Doctor recommended treatment of a torn meniscus

Doctor recommended treatment of a torn meniscus 660 440 Best Practice Health TV

The NBA season is barely underway and one of my favorite players is already out with a torn meniscus. The Phoenix Suns forward Cam Johnson tore his meniscus on a maddeningly routine play as he walked down across the court. As it happens, I was at the game and Cam was a few feet in front of me when the injury happened.

It’s not always this dramatic. Each of the two menisci in your knee is a horse-shoe shaped piece of cartilage that cushions movement of the thigh bone on the leg bone. While we tend to think of meniscal tears as occurring during competition in sports, they can even happen in everyday life, too.

As a professional athlete Cam Johnson gets everything done lickety split. Even if millions of dollars are not hanging on your knee performance, nothing matters more to you than, well… you. So, let’s begin with the timeframe of expected care. You’ve seen this before.

Knee pain is knee pain; the definitive diagnosis of a torn meniscus is made on MRI; however, a torn meniscus classically hurts along the joint line in the front of the knee. The inside (medial) meniscus hurts inside. The outside (lateral) meniscus hurts along the outside. You get my drift. The vast majority of people with knee pain have no red flags and are clear to treat at home for the first 3 weeks. That means rest, ice packs, neoprene compression sleeve, and elevation.

At 3 weeks if you are still having pain you need to see a primary care medical or chiropractic doctor. They will take your history and conduct a physical examination. Watch carefully for your doctor to do the McMurray test, in which they ask about pain while they bend, rotate, then straighten your knee. McMurray’s test is supposed to tell the doctor if you have a meniscal tear. In any event, expect to be referred for an x-ray next.

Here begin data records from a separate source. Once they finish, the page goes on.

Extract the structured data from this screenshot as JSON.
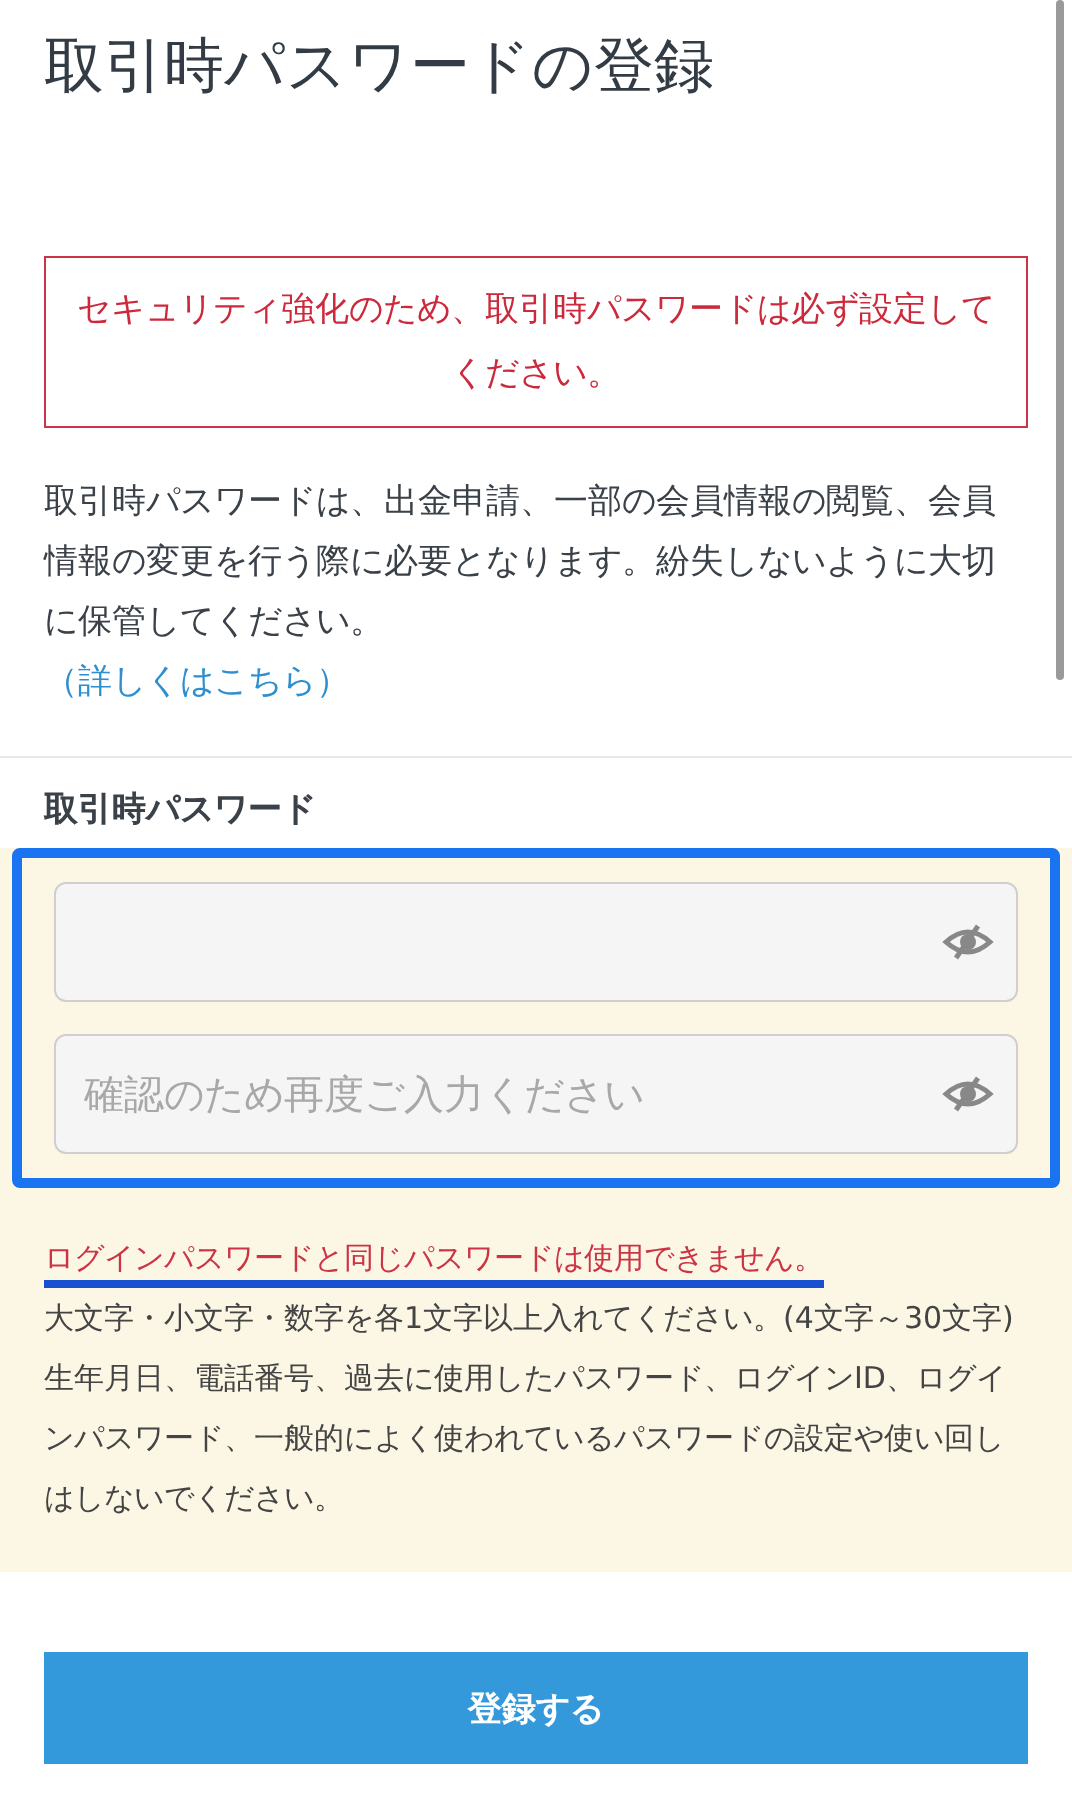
{
  "title": "取引時パスワードの登録",
  "alert": "セキュリティ強化のため、取引時パスワードは必ず設定してください。",
  "description": "取引時パスワードは、出金申請、一部の会員情報の閲覧、会員情報の変更を行う際に必要となります。紛失しないように大切に保管してください。",
  "details_link": "（詳しくはこちら）",
  "form": {
    "label": "取引時パスワード",
    "highlighted": true,
    "fields": [
      {
        "masked": true
      },
      {
        "masked": true,
        "placeholder": "確認のため再度ご入力ください"
      }
    ]
  },
  "notes": [
    {
      "kind": "error",
      "text": "ログインパスワードと同じパスワードは使用できません。",
      "underlined": true
    },
    {
      "kind": "hint",
      "text": "大文字・小文字・数字を各1文字以上入れてください。(4文字～30文字)",
      "underlined": false
    },
    {
      "kind": "hint",
      "text": "生年月日、電話番号、過去に使用したパスワード、ログインID、ログインパスワード、一般的によく使われているパスワードの設定や使い回しはしないでください。",
      "underlined": false
    }
  ],
  "submit": "登録する"
}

This is probably going to turn out to be a precaution, but it is crucial to show how much arthritis is in your knee, and to rule out bad actors like tumors, and infection which are (fortunately) super rare. In bad cases your doctor may pull the trigger for an MRI ow; however, if you are reasonably on the mend, they typically recommend 3 weeks of physical therapy or 5 chiro sessions. By six weeks if all of that failed and the knee still hurts, then you should get an MRI.

A meniscal tear classically causes your knee to hurt along the joint line. The knee also tends to click, pop, and lock. It is like having a rock in your shoe. You know when there’s a rock in your shoe. And you need to stop and get it out.
—Orthopedic Sports Medicine Surgeon Dr. Phil Bennion, MD

It’s also time to see a specialist. They will review with a board-certified orthopedic surgeon who is trained and specializes in sports medicine. Your orthopedic surgeon will likely give you a steroid shot in the knee. They will also let you know if your tear is one that typically needs to be debrided or warrants a full-blown repair. Both surgeries can be done these days with a minimally invasive technique through an arthroscope.

Meniscal repair has a much longer recovery than meniscectomy; however, it would be worth it to restore your knee to full function and (hopefully) prevent degeneration into arthritis. Let’s face it, every one of us would sign up to be as good as once were.

Well, that is absolutely positively everything I wanted you to know about meniscal tears. For now. Thanks for reading. For more content like this about knee pain please subscribe.

Dan Lieberman, MD